# What you will do
Omit the images, then output each of the records below exactly.

━━━━━ Data supplied

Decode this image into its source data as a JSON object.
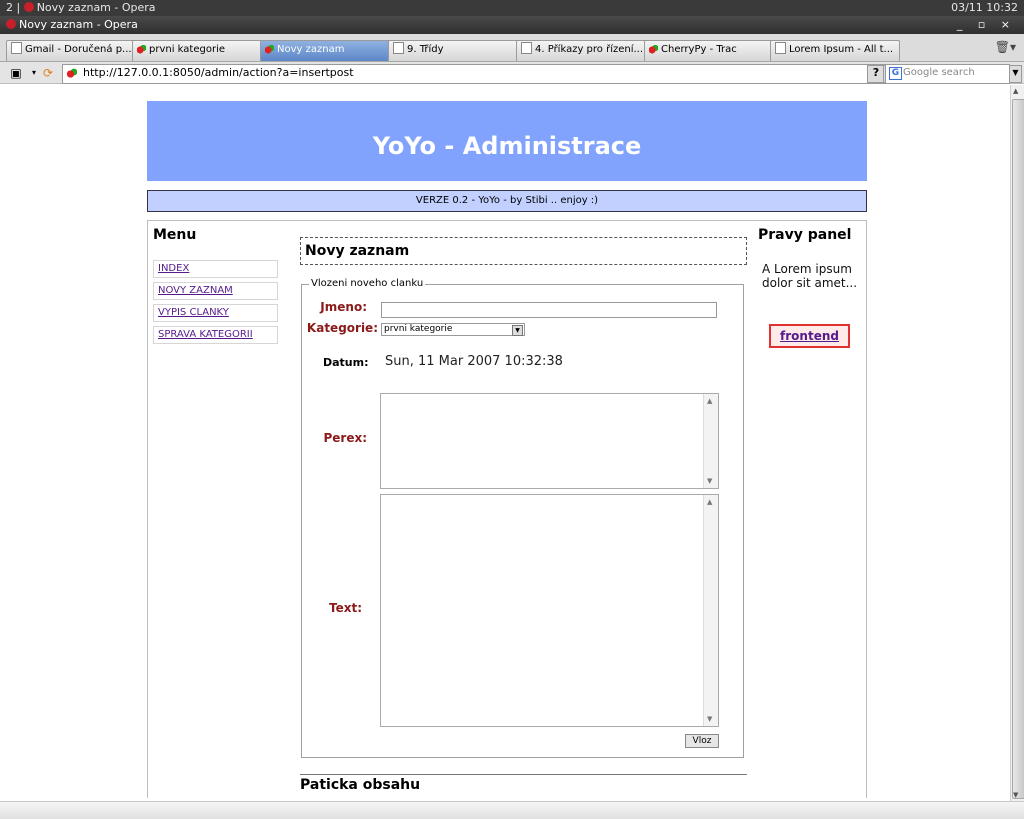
{
  "system_bar": {
    "workspace": "2 |",
    "title": "Novy zaznam - Opera",
    "clock": "03/11   10:32"
  },
  "window": {
    "title": "Novy zaznam - Opera",
    "controls": "_ ▫ ×"
  },
  "tabs": [
    {
      "label": "Gmail - Doručená p..."
    },
    {
      "label": "prvni kategorie"
    },
    {
      "label": "Novy zaznam"
    },
    {
      "label": "9. Třídy"
    },
    {
      "label": "4. Příkazy pro řízení..."
    },
    {
      "label": "CherryPy - Trac"
    },
    {
      "label": "Lorem Ipsum - All t..."
    }
  ],
  "address": {
    "url": "http://127.0.0.1:8050/admin/action?a=insertpost",
    "help": "?",
    "search_placeholder": "Google search",
    "search_logo": "G"
  },
  "page": {
    "banner": "YoYo - Administrace",
    "version": "VERZE 0.2 - YoYo - by Stibi .. enjoy :)",
    "menu": {
      "title": "Menu",
      "items": [
        {
          "label": "INDEX"
        },
        {
          "label": "NOVY ZAZNAM"
        },
        {
          "label": "VYPIS CLANKY"
        },
        {
          "label": "SPRAVA KATEGORII"
        }
      ]
    },
    "content": {
      "title": "Novy zaznam",
      "form": {
        "legend": "Vlozeni noveho clanku",
        "name_label": "Jmeno:",
        "name_value": "",
        "category_label": "Kategorie:",
        "category_value": "prvni kategorie",
        "date_label": "Datum:",
        "date_value": "Sun, 11 Mar 2007 10:32:38",
        "perex_label": "Perex:",
        "text_label": "Text:",
        "submit_label": "Vloz"
      },
      "footer": "Paticka obsahu"
    },
    "right_panel": {
      "title": "Pravy panel",
      "text": "A Lorem ipsum dolor sit amet...",
      "link": "frontend"
    }
  }
}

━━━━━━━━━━

# Expected answer
Decode this image into its source data as a JSON object.
{
  "system_bar": {
    "workspace": "2 |",
    "title": "Novy zaznam - Opera",
    "clock": "03/11   10:32"
  },
  "window": {
    "title": "Novy zaznam - Opera",
    "controls": "_ ▫ ×"
  },
  "tabs": [
    {
      "label": "Gmail - Doručená p..."
    },
    {
      "label": "prvni kategorie"
    },
    {
      "label": "Novy zaznam"
    },
    {
      "label": "9. Třídy"
    },
    {
      "label": "4. Příkazy pro řízení..."
    },
    {
      "label": "CherryPy - Trac"
    },
    {
      "label": "Lorem Ipsum - All t..."
    }
  ],
  "address": {
    "url": "http://127.0.0.1:8050/admin/action?a=insertpost",
    "help": "?",
    "search_placeholder": "Google search",
    "search_logo": "G"
  },
  "page": {
    "banner": "YoYo - Administrace",
    "version": "VERZE 0.2 - YoYo - by Stibi .. enjoy :)",
    "menu": {
      "title": "Menu",
      "items": [
        {
          "label": "INDEX"
        },
        {
          "label": "NOVY ZAZNAM"
        },
        {
          "label": "VYPIS CLANKY"
        },
        {
          "label": "SPRAVA KATEGORII"
        }
      ]
    },
    "content": {
      "title": "Novy zaznam",
      "form": {
        "legend": "Vlozeni noveho clanku",
        "name_label": "Jmeno:",
        "name_value": "",
        "category_label": "Kategorie:",
        "category_value": "prvni kategorie",
        "date_label": "Datum:",
        "date_value": "Sun, 11 Mar 2007 10:32:38",
        "perex_label": "Perex:",
        "text_label": "Text:",
        "submit_label": "Vloz"
      },
      "footer": "Paticka obsahu"
    },
    "right_panel": {
      "title": "Pravy panel",
      "text": "A Lorem ipsum dolor sit amet...",
      "link": "frontend"
    }
  }
}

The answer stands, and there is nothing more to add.